- **AIM OF THE TASK**:
Scan the listing for the word "isometric" and report every line that contains it.

- **DATASET ENTRIES**:
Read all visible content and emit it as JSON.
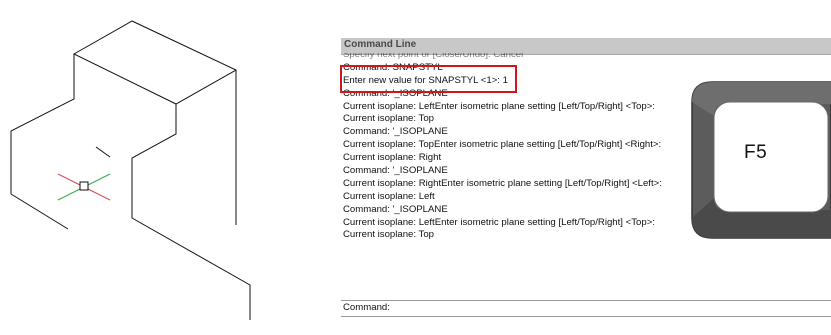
{
  "command_line": {
    "title": "Command Line",
    "partial_line": "Specify next point or [Close/Undo]: Cancel",
    "lines": [
      "Command: SNAPSTYL",
      "Enter new value for SNAPSTYL <1>: 1",
      "Command: '_ISOPLANE",
      "Current isoplane: LeftEnter isometric plane setting [Left/Top/Right] <Top>:",
      "Current isoplane: Top",
      "Command: '_ISOPLANE",
      "Current isoplane: TopEnter isometric plane setting [Left/Top/Right] <Right>:",
      "Current isoplane: Right",
      "Command: '_ISOPLANE",
      "Current isoplane: RightEnter isometric plane setting [Left/Top/Right] <Left>:",
      "Current isoplane: Left",
      "Command: '_ISOPLANE",
      "Current isoplane: LeftEnter isometric plane setting [Left/Top/Right] <Top>:",
      "Current isoplane: Top"
    ],
    "prompt": "Command:",
    "highlight_color": "#d0161d"
  },
  "key": {
    "label": "F5"
  },
  "drawing": {
    "cursor_colors": {
      "x_axis": "#d24a4a",
      "y_axis": "#3aa84a"
    }
  }
}
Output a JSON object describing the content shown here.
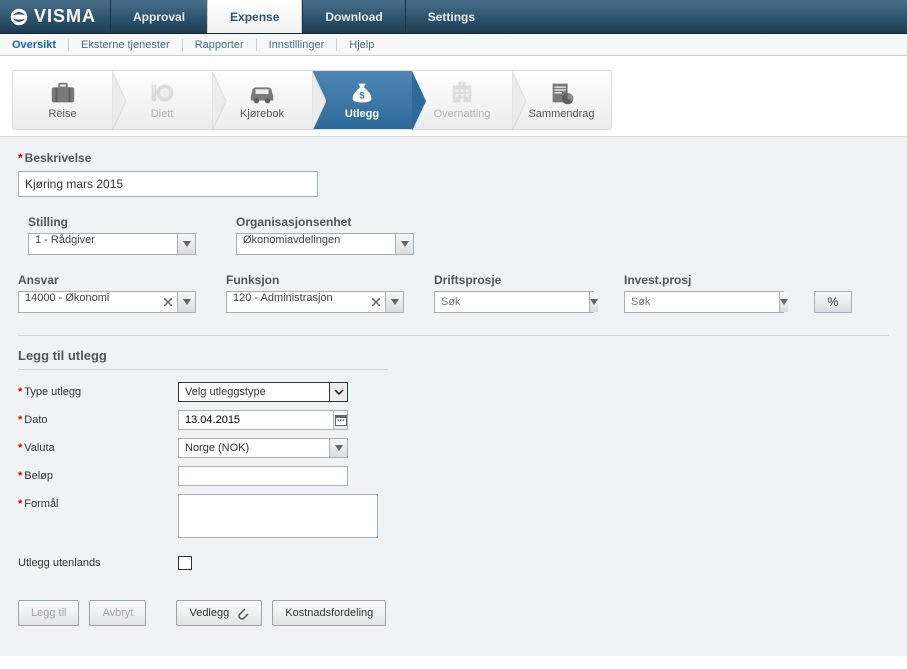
{
  "logo_text": "VISMA",
  "top_tabs": {
    "approval": "Approval",
    "expense": "Expense",
    "download": "Download",
    "settings": "Settings"
  },
  "sub_nav": {
    "oversikt": "Oversikt",
    "eksterne": "Eksterne tjenester",
    "rapporter": "Rapporter",
    "innstillinger": "Innstillinger",
    "hjelp": "Hjelp"
  },
  "wizard": {
    "reise": "Reise",
    "diett": "Diett",
    "kjorebok": "Kjørebok",
    "utlegg": "Utlegg",
    "overnatting": "Overnatting",
    "sammendrag": "Sammendrag"
  },
  "beskrivelse_label": "Beskrivelse",
  "beskrivelse_value": "Kjøring mars 2015",
  "fields": {
    "stilling": {
      "label": "Stilling",
      "value": "1 - Rådgiver"
    },
    "org": {
      "label": "Organisasjonsenhet",
      "value": "Økonomiavdelingen"
    },
    "ansvar": {
      "label": "Ansvar",
      "value": "14000 - Økonomi"
    },
    "funksjon": {
      "label": "Funksjon",
      "value": "120 - Administrasjon"
    },
    "driftsprosje": {
      "label": "Driftsprosje",
      "placeholder": "Søk"
    },
    "investprosj": {
      "label": "Invest.prosj",
      "placeholder": "Søk"
    },
    "pct": "%"
  },
  "utlegg": {
    "header": "Legg til utlegg",
    "type_label": "Type utlegg",
    "type_value": "Velg utleggstype",
    "dato_label": "Dato",
    "dato_value": "13.04.2015",
    "valuta_label": "Valuta",
    "valuta_value": "Norge (NOK)",
    "belop_label": "Beløp",
    "formal_label": "Formål",
    "utenlands_label": "Utlegg utenlands"
  },
  "buttons": {
    "leggtil": "Legg til",
    "avbryt": "Avbryt",
    "vedlegg": "Vedlegg",
    "kostnadsfordeling": "Kostnadsfordeling"
  }
}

- **RESPONSE TO THIS EXERCISE**:
      "Current isoplane: LeftEnter isometric plane setting [Left/Top/Right] <Top>:",
      "Current isoplane: TopEnter isometric plane setting [Left/Top/Right] <Right>:",
      "Current isoplane: RightEnter isometric plane setting [Left/Top/Right] <Left>:",
      "Current isoplane: LeftEnter isometric plane setting [Left/Top/Right] <Top>:",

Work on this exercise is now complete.